Records from a data source:

════════════════

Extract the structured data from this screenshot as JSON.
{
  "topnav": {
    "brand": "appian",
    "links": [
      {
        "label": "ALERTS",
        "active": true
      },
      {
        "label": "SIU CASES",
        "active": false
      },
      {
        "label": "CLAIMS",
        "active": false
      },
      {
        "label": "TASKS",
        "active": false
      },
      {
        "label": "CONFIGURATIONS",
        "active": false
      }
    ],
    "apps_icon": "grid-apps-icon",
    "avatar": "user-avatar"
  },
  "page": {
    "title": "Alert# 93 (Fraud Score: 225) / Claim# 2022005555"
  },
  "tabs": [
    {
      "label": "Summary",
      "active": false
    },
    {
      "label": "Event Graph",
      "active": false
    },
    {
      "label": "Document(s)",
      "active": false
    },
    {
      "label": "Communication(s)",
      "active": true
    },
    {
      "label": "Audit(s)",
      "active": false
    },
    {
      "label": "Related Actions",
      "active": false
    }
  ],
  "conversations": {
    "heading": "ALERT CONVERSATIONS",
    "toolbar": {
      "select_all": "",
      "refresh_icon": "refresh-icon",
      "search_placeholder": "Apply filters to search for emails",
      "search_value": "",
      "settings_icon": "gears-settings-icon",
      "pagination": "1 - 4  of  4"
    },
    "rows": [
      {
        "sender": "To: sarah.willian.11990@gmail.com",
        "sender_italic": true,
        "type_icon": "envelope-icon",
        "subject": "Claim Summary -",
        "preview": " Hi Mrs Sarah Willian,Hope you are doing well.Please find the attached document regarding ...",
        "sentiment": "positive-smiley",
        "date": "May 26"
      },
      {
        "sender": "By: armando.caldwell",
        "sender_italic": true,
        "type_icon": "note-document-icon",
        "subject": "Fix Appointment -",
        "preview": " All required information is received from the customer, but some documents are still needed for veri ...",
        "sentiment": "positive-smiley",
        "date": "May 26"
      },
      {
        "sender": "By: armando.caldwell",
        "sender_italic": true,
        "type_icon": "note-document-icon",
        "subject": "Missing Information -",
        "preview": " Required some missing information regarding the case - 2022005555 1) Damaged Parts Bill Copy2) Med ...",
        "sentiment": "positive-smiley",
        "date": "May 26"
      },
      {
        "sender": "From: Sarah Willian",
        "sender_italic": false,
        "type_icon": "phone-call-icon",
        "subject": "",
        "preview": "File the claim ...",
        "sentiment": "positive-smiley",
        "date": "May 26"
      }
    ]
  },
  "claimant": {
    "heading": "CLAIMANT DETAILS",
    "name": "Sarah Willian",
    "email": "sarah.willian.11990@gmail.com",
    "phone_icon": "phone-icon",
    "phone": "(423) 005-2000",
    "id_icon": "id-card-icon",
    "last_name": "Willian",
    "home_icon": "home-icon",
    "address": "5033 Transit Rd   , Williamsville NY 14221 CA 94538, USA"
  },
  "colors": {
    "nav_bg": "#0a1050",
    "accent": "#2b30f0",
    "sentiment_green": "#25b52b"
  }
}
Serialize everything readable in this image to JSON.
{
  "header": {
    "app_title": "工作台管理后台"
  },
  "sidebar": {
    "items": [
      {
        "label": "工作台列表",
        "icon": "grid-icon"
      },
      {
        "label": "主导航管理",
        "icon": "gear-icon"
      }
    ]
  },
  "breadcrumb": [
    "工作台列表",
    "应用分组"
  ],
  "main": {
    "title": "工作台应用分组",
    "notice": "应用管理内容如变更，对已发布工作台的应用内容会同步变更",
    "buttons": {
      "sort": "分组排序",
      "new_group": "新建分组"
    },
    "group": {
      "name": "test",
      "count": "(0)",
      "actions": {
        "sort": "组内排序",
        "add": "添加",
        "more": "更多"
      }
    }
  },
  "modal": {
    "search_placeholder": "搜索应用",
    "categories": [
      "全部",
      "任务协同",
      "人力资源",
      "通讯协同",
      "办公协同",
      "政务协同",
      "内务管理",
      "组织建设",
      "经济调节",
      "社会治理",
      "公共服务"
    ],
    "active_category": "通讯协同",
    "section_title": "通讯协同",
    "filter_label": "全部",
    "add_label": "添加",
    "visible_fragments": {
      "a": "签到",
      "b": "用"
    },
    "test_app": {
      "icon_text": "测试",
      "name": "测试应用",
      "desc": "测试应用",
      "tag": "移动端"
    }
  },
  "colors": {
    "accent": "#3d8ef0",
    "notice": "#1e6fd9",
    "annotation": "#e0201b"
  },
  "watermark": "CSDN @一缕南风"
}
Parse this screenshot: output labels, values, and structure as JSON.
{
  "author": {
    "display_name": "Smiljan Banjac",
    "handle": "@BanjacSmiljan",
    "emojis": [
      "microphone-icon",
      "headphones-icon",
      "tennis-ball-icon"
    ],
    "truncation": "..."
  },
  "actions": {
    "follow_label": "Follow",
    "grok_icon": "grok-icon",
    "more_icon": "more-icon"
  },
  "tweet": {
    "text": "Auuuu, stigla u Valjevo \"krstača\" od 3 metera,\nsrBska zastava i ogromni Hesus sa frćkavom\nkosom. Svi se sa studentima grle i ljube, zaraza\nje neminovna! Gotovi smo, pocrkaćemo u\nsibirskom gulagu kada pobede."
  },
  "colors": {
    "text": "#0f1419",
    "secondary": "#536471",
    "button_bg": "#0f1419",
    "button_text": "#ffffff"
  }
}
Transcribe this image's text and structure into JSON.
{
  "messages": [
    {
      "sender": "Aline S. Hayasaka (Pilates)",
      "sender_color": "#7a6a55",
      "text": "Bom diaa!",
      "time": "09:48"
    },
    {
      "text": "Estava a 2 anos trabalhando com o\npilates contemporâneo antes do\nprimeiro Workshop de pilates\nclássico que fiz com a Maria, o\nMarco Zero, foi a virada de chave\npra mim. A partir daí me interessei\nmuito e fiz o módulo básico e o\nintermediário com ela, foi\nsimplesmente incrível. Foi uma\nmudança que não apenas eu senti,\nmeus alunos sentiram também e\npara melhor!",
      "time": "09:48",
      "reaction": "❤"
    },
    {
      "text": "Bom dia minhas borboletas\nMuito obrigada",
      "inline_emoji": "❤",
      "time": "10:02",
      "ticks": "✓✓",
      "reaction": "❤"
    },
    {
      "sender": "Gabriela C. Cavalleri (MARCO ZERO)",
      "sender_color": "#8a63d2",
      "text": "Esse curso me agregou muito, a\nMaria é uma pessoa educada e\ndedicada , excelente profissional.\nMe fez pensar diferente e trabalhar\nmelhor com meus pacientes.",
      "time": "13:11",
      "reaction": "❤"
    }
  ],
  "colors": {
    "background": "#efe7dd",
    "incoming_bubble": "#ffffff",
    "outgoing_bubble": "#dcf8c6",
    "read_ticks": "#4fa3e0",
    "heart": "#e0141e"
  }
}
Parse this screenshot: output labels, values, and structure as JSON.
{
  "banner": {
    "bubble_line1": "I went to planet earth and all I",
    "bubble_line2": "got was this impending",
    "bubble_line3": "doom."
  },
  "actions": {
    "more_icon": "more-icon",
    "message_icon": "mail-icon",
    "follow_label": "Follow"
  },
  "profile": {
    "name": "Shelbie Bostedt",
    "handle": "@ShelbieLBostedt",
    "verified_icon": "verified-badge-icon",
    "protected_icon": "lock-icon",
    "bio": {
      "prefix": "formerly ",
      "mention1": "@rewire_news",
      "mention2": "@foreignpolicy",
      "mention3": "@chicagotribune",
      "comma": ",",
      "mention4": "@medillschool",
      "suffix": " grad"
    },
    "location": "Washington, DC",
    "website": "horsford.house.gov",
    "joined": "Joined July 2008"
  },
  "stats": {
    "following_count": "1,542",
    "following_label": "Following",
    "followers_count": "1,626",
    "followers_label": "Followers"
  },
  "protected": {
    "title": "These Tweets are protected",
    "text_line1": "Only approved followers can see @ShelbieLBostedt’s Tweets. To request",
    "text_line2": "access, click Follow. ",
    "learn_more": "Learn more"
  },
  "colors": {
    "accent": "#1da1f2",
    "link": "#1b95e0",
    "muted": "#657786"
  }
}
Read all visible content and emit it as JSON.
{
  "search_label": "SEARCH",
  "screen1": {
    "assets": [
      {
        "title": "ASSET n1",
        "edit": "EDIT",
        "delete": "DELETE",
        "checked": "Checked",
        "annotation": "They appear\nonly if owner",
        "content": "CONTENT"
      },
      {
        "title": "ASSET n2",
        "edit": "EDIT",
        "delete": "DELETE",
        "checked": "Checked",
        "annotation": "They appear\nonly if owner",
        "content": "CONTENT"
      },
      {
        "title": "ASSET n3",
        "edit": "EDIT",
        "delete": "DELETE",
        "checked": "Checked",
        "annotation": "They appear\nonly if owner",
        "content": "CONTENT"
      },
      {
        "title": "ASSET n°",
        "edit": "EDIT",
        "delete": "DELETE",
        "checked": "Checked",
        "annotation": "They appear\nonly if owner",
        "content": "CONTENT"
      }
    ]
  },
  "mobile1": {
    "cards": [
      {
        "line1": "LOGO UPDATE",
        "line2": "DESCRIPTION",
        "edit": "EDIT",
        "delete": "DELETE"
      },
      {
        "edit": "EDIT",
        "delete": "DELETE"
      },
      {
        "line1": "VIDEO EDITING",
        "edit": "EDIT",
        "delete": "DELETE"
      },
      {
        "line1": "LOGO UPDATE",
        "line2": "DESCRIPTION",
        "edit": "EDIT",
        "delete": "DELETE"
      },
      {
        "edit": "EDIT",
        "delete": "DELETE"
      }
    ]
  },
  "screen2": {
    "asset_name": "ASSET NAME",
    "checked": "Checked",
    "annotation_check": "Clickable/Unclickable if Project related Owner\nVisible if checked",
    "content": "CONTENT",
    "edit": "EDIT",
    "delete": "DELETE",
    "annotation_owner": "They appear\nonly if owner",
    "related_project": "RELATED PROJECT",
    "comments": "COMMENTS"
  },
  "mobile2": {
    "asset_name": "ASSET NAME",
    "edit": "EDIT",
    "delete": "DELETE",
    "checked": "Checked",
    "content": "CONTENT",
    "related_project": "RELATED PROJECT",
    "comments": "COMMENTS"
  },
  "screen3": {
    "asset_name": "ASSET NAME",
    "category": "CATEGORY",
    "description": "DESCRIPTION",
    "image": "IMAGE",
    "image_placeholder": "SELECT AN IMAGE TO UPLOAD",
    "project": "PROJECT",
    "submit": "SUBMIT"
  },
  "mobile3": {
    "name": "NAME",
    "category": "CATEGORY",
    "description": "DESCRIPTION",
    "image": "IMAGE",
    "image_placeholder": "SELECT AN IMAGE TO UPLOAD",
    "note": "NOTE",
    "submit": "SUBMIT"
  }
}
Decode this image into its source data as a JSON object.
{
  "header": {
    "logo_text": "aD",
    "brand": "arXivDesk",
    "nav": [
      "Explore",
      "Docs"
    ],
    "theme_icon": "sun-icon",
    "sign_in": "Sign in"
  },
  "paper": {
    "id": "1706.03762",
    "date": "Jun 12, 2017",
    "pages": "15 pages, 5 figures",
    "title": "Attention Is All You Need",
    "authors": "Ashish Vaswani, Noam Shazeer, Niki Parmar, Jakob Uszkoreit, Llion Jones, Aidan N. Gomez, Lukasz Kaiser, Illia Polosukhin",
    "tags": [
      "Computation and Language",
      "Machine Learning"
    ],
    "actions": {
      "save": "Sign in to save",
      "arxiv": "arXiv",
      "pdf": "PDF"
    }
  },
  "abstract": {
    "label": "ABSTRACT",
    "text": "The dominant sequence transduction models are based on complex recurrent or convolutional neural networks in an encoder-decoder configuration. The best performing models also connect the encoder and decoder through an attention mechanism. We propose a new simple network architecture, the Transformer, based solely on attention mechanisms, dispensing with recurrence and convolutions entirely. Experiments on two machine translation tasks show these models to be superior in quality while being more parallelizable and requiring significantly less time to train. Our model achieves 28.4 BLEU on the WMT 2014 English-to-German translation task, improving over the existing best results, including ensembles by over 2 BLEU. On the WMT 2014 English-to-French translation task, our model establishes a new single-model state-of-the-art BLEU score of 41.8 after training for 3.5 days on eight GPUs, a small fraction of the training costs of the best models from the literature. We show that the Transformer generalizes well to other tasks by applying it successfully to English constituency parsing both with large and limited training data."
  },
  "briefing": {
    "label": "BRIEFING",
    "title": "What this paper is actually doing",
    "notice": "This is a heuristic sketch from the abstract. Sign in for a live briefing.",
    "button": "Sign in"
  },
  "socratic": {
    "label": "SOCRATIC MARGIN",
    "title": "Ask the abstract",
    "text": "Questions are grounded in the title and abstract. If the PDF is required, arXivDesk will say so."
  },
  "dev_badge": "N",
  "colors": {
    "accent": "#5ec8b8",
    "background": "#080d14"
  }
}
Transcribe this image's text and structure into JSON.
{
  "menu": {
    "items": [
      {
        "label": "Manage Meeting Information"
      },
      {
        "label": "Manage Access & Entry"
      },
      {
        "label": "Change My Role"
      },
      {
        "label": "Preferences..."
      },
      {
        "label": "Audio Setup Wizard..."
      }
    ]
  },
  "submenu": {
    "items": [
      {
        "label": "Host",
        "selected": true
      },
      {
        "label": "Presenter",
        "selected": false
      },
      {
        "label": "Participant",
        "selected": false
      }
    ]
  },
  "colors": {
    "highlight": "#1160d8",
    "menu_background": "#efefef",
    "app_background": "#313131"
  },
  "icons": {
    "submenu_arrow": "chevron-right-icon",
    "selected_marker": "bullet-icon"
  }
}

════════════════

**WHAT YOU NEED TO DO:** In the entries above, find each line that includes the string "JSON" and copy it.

**COMPLETED TASK:**
Extract the structured data from this screenshot as JSON.
Serialize everything readable in this image to JSON.
Parse this screenshot: output labels, values, and structure as JSON.
Transcribe this image's text and structure into JSON.
Parse this screenshot: output labels, values, and structure as JSON.
Read all visible content and emit it as JSON.
Decode this image into its source data as a JSON object.
Transcribe this image's text and structure into JSON.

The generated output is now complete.